by CIO Staff

Google Analytics Subscriptions Suspended

Nov 21, 20052 mins

Google Inc. has temporarily shut the door of its Google Analytics hosted service to new users because the company has been unable to keep up with demand after it began offering the service for free last week.

Visitors to the Google Analytics sign-up page are met with the following message: “Thank you for your interest in Google Analytics! Google Analytics has experienced extremely strong demand, and as a result, we have temporarily limited the number of new signups as we increase capacity.” The company had previously charged $199 per month for the service.

Users are asked to submit their name and e-mail address so that the Mountain View, California, company can notify them once it begins accepting new accounts again.

This is the latest snafu to hit Google Analytics since its debut as a free service last Monday, when it began to experience serious performance problems as new and existing users alike struggled to access it.

The availability problems lasted through Tuesday, but things seemed to stabilize on Wednesday, according to several users contacted at the time by IDG News Service. “The demand for Google Analytics was much higher than we expected. The service is now completely restored and full service is available to everyone,” a Google spokesman wrote via e-mail when asked for comment on Wednesday.

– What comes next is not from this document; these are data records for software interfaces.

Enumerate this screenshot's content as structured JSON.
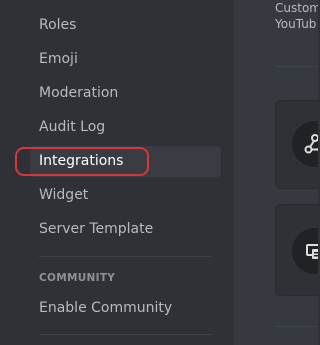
{
  "sidebar": {
    "items": [
      {
        "label": "Roles"
      },
      {
        "label": "Emoji"
      },
      {
        "label": "Moderation"
      },
      {
        "label": "Audit Log"
      },
      {
        "label": "Integrations",
        "selected": true
      },
      {
        "label": "Widget"
      },
      {
        "label": "Server Template"
      }
    ],
    "community_section": {
      "header": "COMMUNITY",
      "items": [
        {
          "label": "Enable Community"
        }
      ]
    }
  },
  "content": {
    "description_lines": [
      "Custom",
      "YouTub"
    ],
    "cards": [
      {
        "icon": "webhook-icon"
      },
      {
        "icon": "server-icon"
      }
    ]
  },
  "colors": {
    "highlight_outline": "#d7363b",
    "sidebar_bg": "#2f3136",
    "content_bg": "#36393f",
    "selected_item_bg": "#393c43"
  }
}
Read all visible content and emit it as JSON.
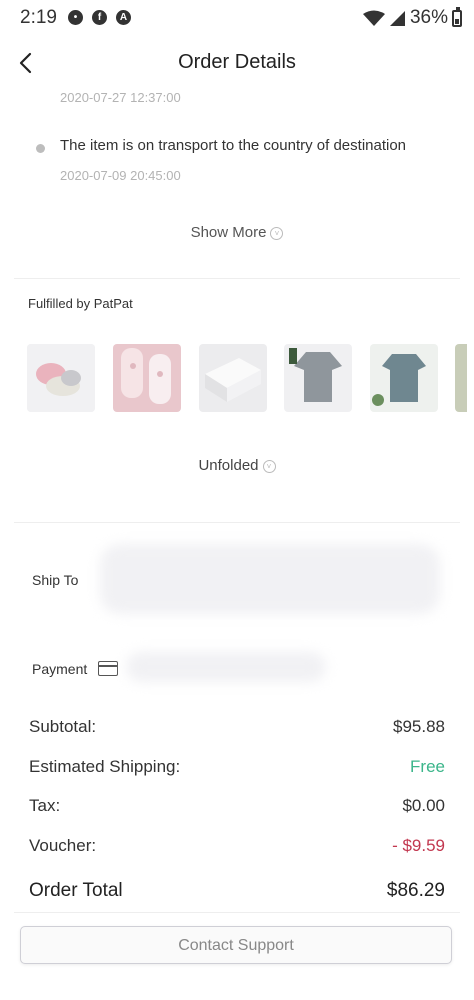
{
  "status_bar": {
    "time": "2:19",
    "battery_percent": "36%",
    "icons": [
      "chat-icon",
      "facebook-icon",
      "app-icon",
      "wifi-icon",
      "signal-icon",
      "battery-icon"
    ]
  },
  "header": {
    "title": "Order Details"
  },
  "tracking": {
    "previous_date": "2020-07-27 12:37:00",
    "event_text": "The item is on transport to the country of destination",
    "event_date": "2020-07-09 20:45:00",
    "show_more_label": "Show More"
  },
  "fulfilled": {
    "label": "Fulfilled by PatPat",
    "unfolded_label": "Unfolded"
  },
  "shipping": {
    "ship_to_label": "Ship To"
  },
  "payment": {
    "label": "Payment"
  },
  "summary": {
    "subtotal_label": "Subtotal:",
    "subtotal_value": "$95.88",
    "shipping_label": "Estimated Shipping:",
    "shipping_value": "Free",
    "tax_label": "Tax:",
    "tax_value": "$0.00",
    "voucher_label": "Voucher:",
    "voucher_value": "- $9.59",
    "total_label": "Order Total",
    "total_value": "$86.29"
  },
  "contact_button": {
    "label": "Contact Support"
  },
  "colors": {
    "free": "#3bb58a",
    "discount": "#c2374f"
  }
}
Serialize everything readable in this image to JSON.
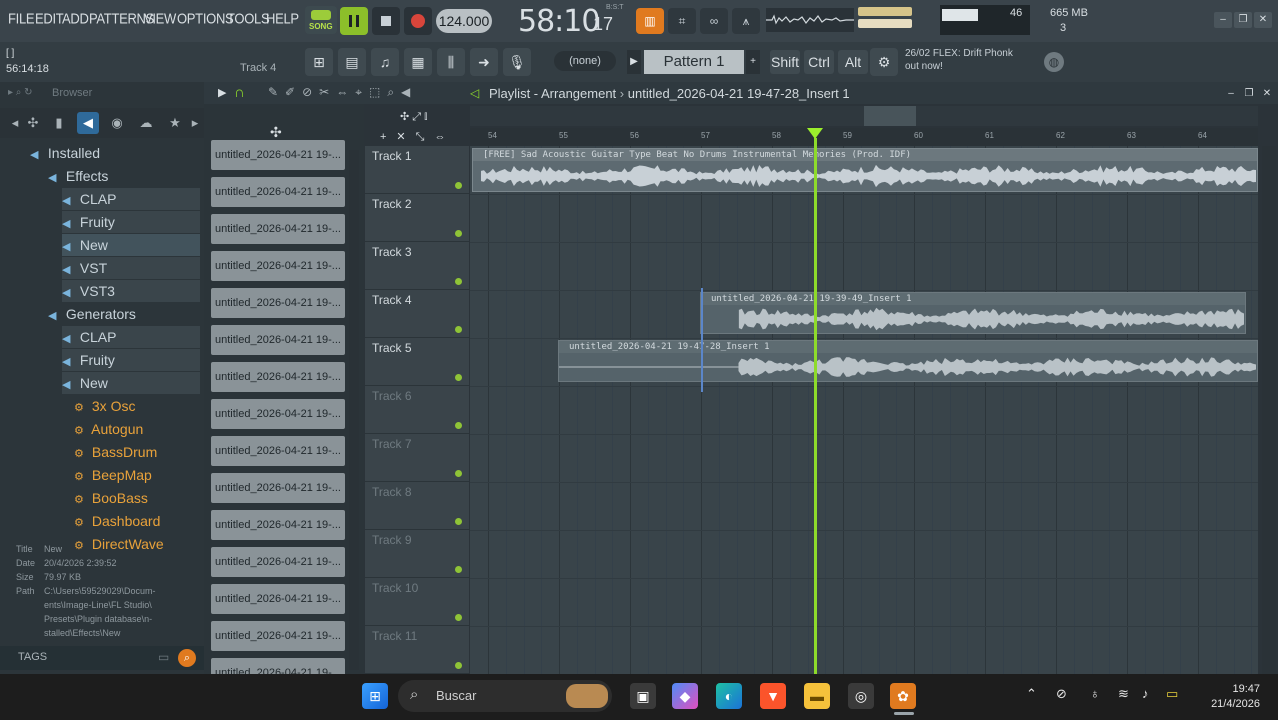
{
  "menu": [
    "FILE",
    "EDIT",
    "ADD",
    "PATTERNS",
    "VIEW",
    "OPTIONS",
    "TOOLS",
    "HELP"
  ],
  "transport": {
    "mode_label": "SONG",
    "tempo": "124.000",
    "time_main": "58:10",
    "time_sub": "17",
    "time_unit": "B:S:T"
  },
  "cpu": {
    "value": "46",
    "memory": "665 MB",
    "poly": "3"
  },
  "toolbar": {
    "hint_text": "[ ]",
    "time_position": "56:14:18",
    "track_hint": "Track 4",
    "pattern_none": "(none)",
    "pattern_name": "Pattern 1",
    "modifiers": [
      "Shift",
      "Ctrl",
      "Alt"
    ],
    "news_date": "26/02",
    "news_line1": "FLEX: Drift Phonk",
    "news_line2": "out now!"
  },
  "browser": {
    "title": "Browser",
    "tree": [
      {
        "label": "Installed",
        "level": 0,
        "kind": "folder"
      },
      {
        "label": "Effects",
        "level": 1,
        "kind": "folder"
      },
      {
        "label": "CLAP",
        "level": 2,
        "kind": "folder"
      },
      {
        "label": "Fruity",
        "level": 2,
        "kind": "folder"
      },
      {
        "label": "New",
        "level": 2,
        "kind": "folder-selected"
      },
      {
        "label": "VST",
        "level": 2,
        "kind": "folder"
      },
      {
        "label": "VST3",
        "level": 2,
        "kind": "folder"
      },
      {
        "label": "Generators",
        "level": 1,
        "kind": "folder"
      },
      {
        "label": "CLAP",
        "level": 2,
        "kind": "folder"
      },
      {
        "label": "Fruity",
        "level": 2,
        "kind": "folder"
      },
      {
        "label": "New",
        "level": 2,
        "kind": "folder"
      },
      {
        "label": "3x Osc",
        "level": 3,
        "kind": "gen"
      },
      {
        "label": "Autogun",
        "level": 3,
        "kind": "gen"
      },
      {
        "label": "BassDrum",
        "level": 3,
        "kind": "gen"
      },
      {
        "label": "BeepMap",
        "level": 3,
        "kind": "gen"
      },
      {
        "label": "BooBass",
        "level": 3,
        "kind": "gen"
      },
      {
        "label": "Dashboard",
        "level": 3,
        "kind": "gen"
      },
      {
        "label": "DirectWave",
        "level": 3,
        "kind": "gen"
      }
    ],
    "info": {
      "title_label": "Title",
      "title": "New",
      "date_label": "Date",
      "date": "20/4/2026 2:39:52",
      "size_label": "Size",
      "size": "79.97 KB",
      "path_label": "Path",
      "path_lines": [
        "C:\\Users\\59529029\\Docum-",
        "ents\\Image-Line\\FL Studio\\",
        "Presets\\Plugin database\\n-",
        "stalled\\Effects\\New"
      ]
    },
    "tags_label": "TAGS"
  },
  "playlist": {
    "title": "Playlist - Arrangement",
    "breadcrumb": "untitled_2026-04-21 19-47-28_Insert 1",
    "clip_list": [
      "untitled_2026-04-21 19-...",
      "untitled_2026-04-21 19-...",
      "untitled_2026-04-21 19-...",
      "untitled_2026-04-21 19-...",
      "untitled_2026-04-21 19-...",
      "untitled_2026-04-21 19-...",
      "untitled_2026-04-21 19-...",
      "untitled_2026-04-21 19-...",
      "untitled_2026-04-21 19-...",
      "untitled_2026-04-21 19-...",
      "untitled_2026-04-21 19-...",
      "untitled_2026-04-21 19-...",
      "untitled_2026-04-21 19-...",
      "untitled_2026-04-21 19-...",
      "untitled_2026-04-21 19-..."
    ],
    "bars": [
      "54",
      "55",
      "56",
      "57",
      "58",
      "59",
      "60",
      "61",
      "62",
      "63",
      "64"
    ],
    "tracks": [
      "Track 1",
      "Track 2",
      "Track 3",
      "Track 4",
      "Track 5",
      "Track 6",
      "Track 7",
      "Track 8",
      "Track 9",
      "Track 10",
      "Track 11"
    ],
    "clips": {
      "track1": "[FREE] Sad Acoustic Guitar Type Beat No Drums Instrumental  Memories (Prod. IDF)",
      "track4": "untitled_2026-04-21 19-39-49_Insert 1",
      "track5": "untitled_2026-04-21 19-47-28_Insert 1"
    }
  },
  "taskbar": {
    "search_label": "Buscar",
    "time": "19:47",
    "date": "21/4/2026"
  }
}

However, demand continued to surge so strongly that on Friday, Google decided to temporarily stop accepting new subscribers. It hopes to resume signups “very shortly,” a Google spokesman said Monday. He declined to say how many users had signed up last week. Existing users should be having no problems with Google Analytics, the spokesman said.

That is the case with Jeff Saville, consumer direct marketing manager at Deckers Outdoor Corp., a Goleta, California, footwear company that has been using Google Analytics for about two years. Saville found the service a bit slow on Monday of last week, but then it stabilized and it was functioning properly today. “It’s working quite well,” said Saville.

Formerly known as Urchin on Demand, Google Analytics lets users monitor visits to their Web sites to track, for example, the effectiveness of online marketing campaigns and to determine how to modify Web pages to improve sales conversions.

By Juan Carlos Perez – IDG News Service (Miami Bureau)